▼

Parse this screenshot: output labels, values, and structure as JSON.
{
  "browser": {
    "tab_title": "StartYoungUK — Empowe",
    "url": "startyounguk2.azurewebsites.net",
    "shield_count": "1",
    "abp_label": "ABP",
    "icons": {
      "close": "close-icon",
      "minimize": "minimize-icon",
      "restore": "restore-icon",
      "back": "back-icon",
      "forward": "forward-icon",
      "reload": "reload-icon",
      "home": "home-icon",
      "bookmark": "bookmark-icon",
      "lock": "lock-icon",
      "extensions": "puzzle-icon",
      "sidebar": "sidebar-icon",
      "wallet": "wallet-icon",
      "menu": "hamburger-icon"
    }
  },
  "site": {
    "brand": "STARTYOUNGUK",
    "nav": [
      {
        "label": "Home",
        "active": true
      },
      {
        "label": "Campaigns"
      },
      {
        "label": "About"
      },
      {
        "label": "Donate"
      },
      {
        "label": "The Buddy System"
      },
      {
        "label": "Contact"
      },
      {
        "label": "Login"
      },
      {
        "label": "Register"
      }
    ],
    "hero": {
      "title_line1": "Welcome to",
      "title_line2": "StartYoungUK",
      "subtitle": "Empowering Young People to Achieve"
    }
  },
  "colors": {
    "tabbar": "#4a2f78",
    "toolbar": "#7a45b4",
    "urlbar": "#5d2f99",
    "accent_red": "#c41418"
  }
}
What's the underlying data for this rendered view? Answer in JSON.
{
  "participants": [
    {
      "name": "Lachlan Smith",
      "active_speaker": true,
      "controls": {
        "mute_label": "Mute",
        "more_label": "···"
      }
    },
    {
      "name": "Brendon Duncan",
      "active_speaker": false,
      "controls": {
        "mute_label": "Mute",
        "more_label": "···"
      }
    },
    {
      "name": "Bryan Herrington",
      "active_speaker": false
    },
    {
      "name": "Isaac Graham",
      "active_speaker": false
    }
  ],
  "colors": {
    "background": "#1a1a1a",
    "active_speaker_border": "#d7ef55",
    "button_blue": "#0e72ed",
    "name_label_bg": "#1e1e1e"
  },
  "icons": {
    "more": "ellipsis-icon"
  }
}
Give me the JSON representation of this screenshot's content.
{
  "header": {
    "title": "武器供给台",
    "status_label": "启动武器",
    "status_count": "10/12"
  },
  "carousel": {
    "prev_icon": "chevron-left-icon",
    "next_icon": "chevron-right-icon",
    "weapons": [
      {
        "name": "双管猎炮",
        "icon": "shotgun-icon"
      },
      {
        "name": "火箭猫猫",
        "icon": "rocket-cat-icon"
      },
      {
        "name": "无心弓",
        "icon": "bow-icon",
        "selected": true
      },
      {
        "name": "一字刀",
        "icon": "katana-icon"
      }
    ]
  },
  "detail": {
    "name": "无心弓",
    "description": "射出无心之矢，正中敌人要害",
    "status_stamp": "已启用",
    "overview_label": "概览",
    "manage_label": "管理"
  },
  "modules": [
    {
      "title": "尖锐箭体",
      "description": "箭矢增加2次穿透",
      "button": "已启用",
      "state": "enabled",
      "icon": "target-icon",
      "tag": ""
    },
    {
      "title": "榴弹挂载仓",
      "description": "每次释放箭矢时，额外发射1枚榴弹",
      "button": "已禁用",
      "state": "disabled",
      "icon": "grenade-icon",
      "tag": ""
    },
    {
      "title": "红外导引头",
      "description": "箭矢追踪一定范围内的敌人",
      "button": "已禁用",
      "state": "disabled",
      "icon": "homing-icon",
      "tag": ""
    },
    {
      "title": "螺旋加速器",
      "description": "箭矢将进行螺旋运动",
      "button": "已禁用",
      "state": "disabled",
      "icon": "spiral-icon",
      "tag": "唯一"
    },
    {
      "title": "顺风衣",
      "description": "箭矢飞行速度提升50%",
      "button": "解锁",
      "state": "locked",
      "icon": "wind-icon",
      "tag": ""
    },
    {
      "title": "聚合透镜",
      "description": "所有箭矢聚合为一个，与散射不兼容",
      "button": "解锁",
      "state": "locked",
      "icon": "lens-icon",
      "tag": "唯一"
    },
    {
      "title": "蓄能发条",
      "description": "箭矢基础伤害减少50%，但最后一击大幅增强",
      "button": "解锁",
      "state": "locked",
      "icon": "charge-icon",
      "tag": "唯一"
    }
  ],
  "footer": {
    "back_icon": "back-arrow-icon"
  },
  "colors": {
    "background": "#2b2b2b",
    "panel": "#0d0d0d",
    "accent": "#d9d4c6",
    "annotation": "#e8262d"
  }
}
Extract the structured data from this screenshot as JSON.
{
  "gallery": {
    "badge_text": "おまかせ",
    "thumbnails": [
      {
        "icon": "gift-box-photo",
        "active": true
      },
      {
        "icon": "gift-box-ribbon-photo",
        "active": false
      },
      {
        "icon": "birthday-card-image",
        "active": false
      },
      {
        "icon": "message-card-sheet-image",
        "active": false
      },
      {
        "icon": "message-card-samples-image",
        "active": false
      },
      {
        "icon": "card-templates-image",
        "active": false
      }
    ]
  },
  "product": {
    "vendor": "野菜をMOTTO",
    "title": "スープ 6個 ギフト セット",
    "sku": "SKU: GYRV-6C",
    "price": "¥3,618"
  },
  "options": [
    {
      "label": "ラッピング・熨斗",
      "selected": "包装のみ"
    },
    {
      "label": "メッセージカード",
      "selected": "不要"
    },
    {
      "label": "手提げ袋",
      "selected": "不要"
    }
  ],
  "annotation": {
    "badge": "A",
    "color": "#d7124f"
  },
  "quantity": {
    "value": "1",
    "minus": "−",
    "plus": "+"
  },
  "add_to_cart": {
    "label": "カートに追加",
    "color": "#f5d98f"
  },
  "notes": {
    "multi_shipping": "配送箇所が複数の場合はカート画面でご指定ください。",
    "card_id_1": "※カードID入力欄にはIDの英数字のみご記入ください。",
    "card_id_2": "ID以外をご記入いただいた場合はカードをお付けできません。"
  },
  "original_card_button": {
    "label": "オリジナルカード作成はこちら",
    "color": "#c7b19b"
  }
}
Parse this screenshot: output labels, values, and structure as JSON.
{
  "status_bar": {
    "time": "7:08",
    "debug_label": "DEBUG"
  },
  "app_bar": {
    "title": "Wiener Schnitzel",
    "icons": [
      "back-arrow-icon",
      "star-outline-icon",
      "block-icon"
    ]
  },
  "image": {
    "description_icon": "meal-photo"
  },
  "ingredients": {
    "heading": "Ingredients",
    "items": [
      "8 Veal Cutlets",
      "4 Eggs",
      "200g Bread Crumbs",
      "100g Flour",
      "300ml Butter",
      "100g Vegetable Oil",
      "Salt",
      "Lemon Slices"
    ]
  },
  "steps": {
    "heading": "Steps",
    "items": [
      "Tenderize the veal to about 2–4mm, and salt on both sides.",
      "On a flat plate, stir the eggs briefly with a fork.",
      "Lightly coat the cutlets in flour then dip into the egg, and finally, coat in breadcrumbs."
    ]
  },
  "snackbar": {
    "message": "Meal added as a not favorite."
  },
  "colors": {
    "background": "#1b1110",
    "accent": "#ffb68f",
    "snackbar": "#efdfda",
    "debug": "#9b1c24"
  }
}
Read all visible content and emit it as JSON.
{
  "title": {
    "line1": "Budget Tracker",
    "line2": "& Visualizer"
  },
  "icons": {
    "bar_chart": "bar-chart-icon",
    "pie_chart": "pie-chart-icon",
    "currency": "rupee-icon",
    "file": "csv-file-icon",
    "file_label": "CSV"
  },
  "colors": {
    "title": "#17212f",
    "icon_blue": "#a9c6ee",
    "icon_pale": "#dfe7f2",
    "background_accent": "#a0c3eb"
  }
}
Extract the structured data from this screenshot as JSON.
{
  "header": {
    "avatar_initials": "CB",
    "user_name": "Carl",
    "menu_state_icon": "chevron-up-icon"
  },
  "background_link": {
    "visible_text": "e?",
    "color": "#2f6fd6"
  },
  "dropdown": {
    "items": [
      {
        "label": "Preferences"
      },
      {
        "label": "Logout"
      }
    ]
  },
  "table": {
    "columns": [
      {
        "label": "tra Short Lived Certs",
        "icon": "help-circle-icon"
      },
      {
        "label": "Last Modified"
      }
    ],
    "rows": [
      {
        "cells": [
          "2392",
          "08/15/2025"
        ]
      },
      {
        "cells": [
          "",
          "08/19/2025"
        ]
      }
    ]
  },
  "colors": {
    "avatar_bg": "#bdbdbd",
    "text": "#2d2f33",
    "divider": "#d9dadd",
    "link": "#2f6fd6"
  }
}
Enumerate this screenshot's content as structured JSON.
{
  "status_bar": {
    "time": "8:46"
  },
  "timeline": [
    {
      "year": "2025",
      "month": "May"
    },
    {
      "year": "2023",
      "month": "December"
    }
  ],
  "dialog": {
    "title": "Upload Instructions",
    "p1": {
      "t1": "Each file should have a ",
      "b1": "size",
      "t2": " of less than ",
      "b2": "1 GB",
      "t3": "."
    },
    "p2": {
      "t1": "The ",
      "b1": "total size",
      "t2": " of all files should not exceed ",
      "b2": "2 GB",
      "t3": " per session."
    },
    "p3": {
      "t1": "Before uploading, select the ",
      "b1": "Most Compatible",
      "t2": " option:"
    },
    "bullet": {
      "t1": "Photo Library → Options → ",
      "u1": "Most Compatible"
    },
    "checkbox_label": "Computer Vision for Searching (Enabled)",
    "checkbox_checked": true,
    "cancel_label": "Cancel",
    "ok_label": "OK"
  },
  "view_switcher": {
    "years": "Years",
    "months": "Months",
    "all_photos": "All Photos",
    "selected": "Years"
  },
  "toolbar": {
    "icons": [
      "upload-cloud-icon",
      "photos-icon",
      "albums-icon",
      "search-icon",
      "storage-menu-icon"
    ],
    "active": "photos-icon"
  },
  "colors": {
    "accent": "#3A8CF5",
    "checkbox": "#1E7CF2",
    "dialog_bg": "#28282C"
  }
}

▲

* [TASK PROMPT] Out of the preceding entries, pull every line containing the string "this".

* [YOUR RESPONSE]
Parse this screenshot: output labels, values, and structure as JSON.
What's the underlying data for this rendered view? Answer in JSON.
Give me the JSON representation of this screenshot's content.
Extract the structured data from this screenshot as JSON.
Parse this screenshot: output labels, values, and structure as JSON.
Extract the structured data from this screenshot as JSON.
Enumerate this screenshot's content as structured JSON.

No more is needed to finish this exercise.